**AIM OF THE EXERCISE**
Find all lines in the records that include the word "entity", and copy them out.
_____
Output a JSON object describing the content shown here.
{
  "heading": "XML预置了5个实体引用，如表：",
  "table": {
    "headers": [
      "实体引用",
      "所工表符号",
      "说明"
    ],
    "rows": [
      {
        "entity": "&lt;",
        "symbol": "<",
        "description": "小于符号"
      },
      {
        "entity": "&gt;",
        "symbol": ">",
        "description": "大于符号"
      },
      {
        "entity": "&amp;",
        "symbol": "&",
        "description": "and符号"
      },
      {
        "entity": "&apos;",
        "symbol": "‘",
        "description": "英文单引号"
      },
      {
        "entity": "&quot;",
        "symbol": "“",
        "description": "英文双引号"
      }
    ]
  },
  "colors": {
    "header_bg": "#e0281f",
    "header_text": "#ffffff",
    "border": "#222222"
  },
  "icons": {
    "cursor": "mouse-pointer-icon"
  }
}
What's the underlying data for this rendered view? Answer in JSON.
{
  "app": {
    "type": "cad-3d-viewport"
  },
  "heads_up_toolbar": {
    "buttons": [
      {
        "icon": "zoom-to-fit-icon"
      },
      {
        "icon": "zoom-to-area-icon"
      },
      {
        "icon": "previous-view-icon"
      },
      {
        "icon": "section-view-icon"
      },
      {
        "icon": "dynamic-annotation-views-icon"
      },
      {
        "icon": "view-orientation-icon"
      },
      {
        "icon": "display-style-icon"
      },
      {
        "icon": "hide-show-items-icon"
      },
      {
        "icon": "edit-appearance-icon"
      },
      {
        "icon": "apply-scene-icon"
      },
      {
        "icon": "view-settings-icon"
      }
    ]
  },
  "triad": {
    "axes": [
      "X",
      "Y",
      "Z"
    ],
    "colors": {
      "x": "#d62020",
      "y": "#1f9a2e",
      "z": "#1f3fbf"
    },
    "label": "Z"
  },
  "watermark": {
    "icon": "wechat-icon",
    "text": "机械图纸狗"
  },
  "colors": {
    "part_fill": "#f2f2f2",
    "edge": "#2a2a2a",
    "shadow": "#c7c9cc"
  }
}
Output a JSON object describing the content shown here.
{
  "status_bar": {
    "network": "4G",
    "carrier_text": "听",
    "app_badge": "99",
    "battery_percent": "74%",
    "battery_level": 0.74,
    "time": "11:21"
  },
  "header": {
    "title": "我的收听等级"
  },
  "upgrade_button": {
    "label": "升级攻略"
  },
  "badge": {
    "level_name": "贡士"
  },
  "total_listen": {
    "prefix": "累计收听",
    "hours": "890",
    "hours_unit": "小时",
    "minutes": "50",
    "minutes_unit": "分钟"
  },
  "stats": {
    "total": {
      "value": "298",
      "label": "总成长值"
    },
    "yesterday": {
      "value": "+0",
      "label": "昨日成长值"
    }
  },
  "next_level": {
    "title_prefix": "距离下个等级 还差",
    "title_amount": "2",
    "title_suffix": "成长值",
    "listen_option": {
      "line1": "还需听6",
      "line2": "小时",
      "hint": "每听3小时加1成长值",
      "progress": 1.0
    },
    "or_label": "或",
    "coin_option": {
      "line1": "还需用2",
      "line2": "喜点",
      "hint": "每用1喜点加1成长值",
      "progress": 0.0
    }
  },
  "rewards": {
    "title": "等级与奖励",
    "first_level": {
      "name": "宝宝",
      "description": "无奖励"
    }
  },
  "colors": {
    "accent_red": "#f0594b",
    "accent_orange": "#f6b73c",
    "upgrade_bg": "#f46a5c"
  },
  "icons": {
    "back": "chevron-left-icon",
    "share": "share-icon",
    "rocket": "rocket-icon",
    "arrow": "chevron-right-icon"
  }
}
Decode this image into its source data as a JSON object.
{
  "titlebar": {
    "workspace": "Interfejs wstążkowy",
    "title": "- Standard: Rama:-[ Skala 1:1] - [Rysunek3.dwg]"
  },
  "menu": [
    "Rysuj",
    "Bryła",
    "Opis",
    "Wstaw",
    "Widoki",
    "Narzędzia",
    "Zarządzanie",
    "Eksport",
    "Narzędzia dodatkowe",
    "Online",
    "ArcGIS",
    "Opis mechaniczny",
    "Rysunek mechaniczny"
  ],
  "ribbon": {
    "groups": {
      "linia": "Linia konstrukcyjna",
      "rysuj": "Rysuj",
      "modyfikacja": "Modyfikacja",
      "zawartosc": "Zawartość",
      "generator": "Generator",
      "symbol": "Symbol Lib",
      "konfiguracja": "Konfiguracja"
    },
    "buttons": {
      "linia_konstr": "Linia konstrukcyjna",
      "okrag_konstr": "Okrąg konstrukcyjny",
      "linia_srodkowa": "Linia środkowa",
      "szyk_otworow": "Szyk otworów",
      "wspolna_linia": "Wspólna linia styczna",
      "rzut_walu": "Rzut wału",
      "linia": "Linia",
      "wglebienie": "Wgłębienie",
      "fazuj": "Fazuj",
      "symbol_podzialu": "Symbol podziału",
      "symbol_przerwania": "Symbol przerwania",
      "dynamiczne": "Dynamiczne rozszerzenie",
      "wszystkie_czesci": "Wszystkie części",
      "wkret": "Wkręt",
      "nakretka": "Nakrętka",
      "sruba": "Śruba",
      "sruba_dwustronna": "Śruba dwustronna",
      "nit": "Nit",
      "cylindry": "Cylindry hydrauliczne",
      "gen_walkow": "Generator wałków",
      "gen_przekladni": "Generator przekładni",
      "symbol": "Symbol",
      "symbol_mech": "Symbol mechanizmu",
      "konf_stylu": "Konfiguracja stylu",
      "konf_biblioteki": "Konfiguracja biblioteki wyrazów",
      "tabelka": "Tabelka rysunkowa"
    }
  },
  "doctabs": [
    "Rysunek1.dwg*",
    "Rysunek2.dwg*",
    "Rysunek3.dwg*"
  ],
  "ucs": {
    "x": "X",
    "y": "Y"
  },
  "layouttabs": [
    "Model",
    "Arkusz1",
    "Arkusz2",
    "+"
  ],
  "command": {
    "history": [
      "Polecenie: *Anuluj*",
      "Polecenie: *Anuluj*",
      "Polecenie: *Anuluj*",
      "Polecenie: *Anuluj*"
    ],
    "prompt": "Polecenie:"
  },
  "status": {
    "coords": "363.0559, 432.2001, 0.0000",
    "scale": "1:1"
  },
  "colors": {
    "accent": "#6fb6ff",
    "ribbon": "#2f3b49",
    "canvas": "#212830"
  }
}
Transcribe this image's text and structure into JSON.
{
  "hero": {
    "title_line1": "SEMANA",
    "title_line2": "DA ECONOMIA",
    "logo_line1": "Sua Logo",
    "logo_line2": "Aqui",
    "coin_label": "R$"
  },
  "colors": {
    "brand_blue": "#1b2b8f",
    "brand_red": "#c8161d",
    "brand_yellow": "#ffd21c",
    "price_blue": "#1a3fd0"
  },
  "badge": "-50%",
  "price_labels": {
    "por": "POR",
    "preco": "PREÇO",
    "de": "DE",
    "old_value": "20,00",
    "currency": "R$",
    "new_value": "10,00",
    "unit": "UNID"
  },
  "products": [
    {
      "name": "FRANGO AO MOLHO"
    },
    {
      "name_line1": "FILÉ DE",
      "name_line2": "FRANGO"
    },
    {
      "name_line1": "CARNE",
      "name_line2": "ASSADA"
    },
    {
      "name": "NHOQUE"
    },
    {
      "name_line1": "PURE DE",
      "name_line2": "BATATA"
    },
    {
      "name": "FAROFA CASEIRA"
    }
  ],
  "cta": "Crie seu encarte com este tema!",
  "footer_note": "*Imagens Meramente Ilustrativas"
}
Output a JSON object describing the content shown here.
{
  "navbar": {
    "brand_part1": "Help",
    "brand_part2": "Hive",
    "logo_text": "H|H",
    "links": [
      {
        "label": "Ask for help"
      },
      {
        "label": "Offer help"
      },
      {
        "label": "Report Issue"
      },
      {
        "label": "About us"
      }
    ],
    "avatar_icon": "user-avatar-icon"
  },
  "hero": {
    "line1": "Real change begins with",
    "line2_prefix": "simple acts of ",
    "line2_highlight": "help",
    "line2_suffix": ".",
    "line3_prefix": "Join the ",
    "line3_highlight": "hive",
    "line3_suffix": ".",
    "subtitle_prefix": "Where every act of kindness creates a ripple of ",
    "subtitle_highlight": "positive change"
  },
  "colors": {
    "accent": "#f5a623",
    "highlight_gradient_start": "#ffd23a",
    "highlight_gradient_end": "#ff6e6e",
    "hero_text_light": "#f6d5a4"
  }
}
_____
**SOLUTION TO THE EXERCISE**
        "entity": "&lt;",
        "entity": "&gt;",
        "entity": "&amp;",
        "entity": "&apos;",
        "entity": "&quot;",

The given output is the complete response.